To watch James Franco go from radiant, intellectually curious gay activist to brooding anti-homosexual Christian in “I Am Michael” is a physical, facial and interior transformation worth your ticket/streaming price alone.
It’s fascinating, like a winged creature of color and movement trying a reverse metamorphosis, back into a shell represented by conservatively cut hair, crisp dress shirts and stony eyes. It’s a different identity, that’s for sure. But is this person really the “true self” his character claims to care so much about finding?
Director Justin Kelly’s first feature — although the second to get released (his sophomore movie “King Cobra,” also starring Franco, arrived last year) — is a soberly stylish, impressively non-judgmental portrait of a controversial real-life case of transformation. Inspired by a 2011 New York Times article “My Ex-Gay Friend,” it tells the true story of Michael Glatze (Franco), who at the turn of the millennium is a dyed-blond dynamo with a loving partner named Bennett (Zachary Quinto) and a fiery sense of purpose when it came to helping troubled gay youth come out.
After the pair move from San Francisco to sleepy Halifax, Nova Scotia, for Bennett’s work, Michael’s restlessness leads him to pick up a young man (Charlie Carver) in a bar, but even that merrily morphs into a live-in threesome that reignites Michael’s and Bennett’s bond. Newly energized, Michael starts a magazine called Young Gay America, becomes a sought-after speaker and travels the country documenting the often-harrowing stories of LGBT youth for a movie eventually called “Jim in Bold.”
That road trip, however, puts him in contact with a strain of gay youth — Christian-raised, shunned, but still hopeful — that triggers nagging doubts (and pained looks skyward), followed by new thinking about a religion he’d long seen as an intolerant enemy.
Suppressed emotions about missing his deceased parents surface as an enveloping fear of death, and a desire to see them again. After a heart-palpitation health scare — a panic attack Michael interprets as a sign from God — his Bible switches from research tool to belief-system guidebook.
As Bennett watches (and Quinto depicts with a penetrating sadness), Michael separates entirely from him and homosexuality, publicizing his conversion on his blog with denigrating comments about gays that make him an Internet pariah for some, a champion to others. For Michael, who never liked labels when he was excitedly spouting queer theory, identity has turned into a me-first, all-in proposition, as if the only redemption for being lost and searching is to take sides when you finally emerge.
“I Am Michael” is difficult material, for sure. It has a sleek, dour vibe, like a thriller about a heart in distress. (A few percussively tense sound cues hint as much.) The pitfalls are obvious, but Franco, an actor it’s easy to forget can produce some resonant work, is up to the task of carrying a fraught spiritual trek without pegging Michael as a villain, a sap or a hero.

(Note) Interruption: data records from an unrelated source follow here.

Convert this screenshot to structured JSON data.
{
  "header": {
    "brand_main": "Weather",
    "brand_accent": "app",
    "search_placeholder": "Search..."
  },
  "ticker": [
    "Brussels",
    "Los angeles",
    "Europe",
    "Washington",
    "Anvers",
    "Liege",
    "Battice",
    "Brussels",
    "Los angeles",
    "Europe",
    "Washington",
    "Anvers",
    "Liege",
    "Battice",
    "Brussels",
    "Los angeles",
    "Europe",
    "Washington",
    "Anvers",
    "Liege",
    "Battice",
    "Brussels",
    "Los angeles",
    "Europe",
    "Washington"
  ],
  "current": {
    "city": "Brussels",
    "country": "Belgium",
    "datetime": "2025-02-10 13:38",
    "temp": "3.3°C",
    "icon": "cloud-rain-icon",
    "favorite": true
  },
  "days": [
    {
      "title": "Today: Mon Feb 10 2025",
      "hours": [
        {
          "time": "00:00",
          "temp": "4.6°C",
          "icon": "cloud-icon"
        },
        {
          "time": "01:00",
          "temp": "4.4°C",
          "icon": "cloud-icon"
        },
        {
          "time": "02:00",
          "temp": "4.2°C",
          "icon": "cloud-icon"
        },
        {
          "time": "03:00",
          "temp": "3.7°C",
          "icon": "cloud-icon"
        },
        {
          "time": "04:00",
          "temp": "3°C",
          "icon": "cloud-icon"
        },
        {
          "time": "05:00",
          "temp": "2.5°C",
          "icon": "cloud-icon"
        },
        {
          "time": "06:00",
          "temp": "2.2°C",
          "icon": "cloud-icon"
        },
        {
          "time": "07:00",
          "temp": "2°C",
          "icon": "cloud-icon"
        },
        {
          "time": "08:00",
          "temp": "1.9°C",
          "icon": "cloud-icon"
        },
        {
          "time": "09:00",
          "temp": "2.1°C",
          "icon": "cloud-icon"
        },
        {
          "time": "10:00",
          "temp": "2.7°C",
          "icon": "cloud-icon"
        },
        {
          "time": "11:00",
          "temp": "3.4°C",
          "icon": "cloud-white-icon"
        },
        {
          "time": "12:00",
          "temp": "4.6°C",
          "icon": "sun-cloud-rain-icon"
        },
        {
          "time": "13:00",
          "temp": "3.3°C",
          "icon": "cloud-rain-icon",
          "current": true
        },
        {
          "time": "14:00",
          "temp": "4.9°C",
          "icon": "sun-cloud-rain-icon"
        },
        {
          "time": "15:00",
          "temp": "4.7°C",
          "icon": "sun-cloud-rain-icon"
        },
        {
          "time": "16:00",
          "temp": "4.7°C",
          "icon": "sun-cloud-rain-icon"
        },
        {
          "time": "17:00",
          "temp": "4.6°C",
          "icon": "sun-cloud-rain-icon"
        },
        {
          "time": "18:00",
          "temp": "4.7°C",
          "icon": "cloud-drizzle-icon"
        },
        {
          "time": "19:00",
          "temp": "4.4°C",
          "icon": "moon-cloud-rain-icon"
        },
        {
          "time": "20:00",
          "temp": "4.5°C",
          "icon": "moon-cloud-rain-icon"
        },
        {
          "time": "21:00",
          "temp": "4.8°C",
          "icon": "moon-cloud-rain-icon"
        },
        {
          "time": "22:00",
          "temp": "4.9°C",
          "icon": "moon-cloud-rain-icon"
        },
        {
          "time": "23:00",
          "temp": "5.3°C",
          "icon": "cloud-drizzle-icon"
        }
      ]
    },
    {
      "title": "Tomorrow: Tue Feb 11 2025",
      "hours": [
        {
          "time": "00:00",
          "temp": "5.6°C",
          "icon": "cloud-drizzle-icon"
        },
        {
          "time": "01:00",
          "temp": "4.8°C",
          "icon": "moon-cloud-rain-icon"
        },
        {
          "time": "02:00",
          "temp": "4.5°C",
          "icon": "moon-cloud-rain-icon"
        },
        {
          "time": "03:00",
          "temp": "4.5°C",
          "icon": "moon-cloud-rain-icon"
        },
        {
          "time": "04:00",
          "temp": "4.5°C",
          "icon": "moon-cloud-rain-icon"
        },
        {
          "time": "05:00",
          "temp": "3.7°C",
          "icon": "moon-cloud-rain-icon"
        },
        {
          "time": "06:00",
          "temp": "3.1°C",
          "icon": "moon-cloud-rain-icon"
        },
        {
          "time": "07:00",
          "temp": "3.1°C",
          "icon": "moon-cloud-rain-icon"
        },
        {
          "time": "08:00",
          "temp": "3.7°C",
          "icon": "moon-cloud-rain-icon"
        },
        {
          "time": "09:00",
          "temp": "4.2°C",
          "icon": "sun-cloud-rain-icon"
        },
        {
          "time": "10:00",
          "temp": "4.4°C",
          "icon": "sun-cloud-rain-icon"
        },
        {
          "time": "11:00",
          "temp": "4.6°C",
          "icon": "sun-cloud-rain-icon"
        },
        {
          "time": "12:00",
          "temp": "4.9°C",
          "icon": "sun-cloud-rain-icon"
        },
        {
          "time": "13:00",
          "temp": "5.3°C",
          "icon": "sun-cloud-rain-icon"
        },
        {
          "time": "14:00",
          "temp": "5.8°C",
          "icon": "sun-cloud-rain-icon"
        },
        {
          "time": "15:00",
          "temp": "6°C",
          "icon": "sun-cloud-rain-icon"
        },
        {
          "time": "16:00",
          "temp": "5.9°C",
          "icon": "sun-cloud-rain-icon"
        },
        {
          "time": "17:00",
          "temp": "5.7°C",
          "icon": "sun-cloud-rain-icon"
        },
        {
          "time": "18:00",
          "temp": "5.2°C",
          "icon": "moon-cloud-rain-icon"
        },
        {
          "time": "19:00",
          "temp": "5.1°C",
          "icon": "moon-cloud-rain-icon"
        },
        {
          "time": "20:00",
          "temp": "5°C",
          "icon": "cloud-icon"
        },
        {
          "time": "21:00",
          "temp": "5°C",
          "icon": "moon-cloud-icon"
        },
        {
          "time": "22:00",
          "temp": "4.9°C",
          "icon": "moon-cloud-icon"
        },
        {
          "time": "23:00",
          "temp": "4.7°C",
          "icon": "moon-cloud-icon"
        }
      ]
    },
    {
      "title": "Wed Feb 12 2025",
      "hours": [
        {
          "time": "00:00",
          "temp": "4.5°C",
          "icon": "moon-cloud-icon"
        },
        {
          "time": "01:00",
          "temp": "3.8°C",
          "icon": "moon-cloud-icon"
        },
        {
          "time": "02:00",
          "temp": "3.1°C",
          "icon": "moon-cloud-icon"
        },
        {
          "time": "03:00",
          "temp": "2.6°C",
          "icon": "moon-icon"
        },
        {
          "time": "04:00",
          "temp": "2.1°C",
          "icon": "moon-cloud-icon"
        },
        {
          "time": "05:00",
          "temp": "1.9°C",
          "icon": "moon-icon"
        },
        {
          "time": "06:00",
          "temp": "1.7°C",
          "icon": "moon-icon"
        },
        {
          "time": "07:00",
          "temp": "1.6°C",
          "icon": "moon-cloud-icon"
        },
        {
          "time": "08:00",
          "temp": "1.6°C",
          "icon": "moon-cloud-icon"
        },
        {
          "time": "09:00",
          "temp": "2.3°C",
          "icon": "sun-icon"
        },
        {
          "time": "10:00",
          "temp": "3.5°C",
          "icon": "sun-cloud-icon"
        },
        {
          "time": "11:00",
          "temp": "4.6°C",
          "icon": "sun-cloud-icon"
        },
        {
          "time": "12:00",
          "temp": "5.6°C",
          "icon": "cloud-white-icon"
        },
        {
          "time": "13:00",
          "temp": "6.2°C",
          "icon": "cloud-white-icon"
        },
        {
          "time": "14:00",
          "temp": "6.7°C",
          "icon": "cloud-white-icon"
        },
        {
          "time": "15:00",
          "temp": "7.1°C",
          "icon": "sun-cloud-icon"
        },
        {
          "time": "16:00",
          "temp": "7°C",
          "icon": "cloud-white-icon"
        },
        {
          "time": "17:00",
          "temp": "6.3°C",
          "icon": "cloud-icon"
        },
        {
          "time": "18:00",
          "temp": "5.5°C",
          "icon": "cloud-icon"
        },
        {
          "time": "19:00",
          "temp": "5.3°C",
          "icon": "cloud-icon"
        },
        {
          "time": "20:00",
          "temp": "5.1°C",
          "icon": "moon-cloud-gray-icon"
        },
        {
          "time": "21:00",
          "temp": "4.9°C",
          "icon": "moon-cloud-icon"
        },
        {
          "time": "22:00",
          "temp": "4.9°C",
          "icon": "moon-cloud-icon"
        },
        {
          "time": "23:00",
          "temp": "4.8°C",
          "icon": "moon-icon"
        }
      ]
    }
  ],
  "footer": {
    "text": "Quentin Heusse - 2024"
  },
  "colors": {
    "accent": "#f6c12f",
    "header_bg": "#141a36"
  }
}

Meanwhile Kelly, who is credited with Stacey Miller for the screenplay, is shrewd enough to keep the movie from being a dramatized op-ed piece about betrayal, instead making roiling uncertainty, loneliness and melancholy the marquee emotions.
In later scenes, we see Michael in Bible school, studying to be a pastor, and courting a friendly Christian woman (Emma Roberts). There’s a calmness on display, but it’s antiseptic. A spark is missing and, as Michael awaits his first day leading a congregation, we get a clever hint that his journey is far from over. It leaves you feeling the title of the movie is hardly a statement, and more like a defensive avowal from someone trapped by impossibly high standards of introspection.
‘I Am Michael’
Running time: 1 hour, 42 minutes
Playing: Laemmle Monica Film Center, Santa Monica; also on VOD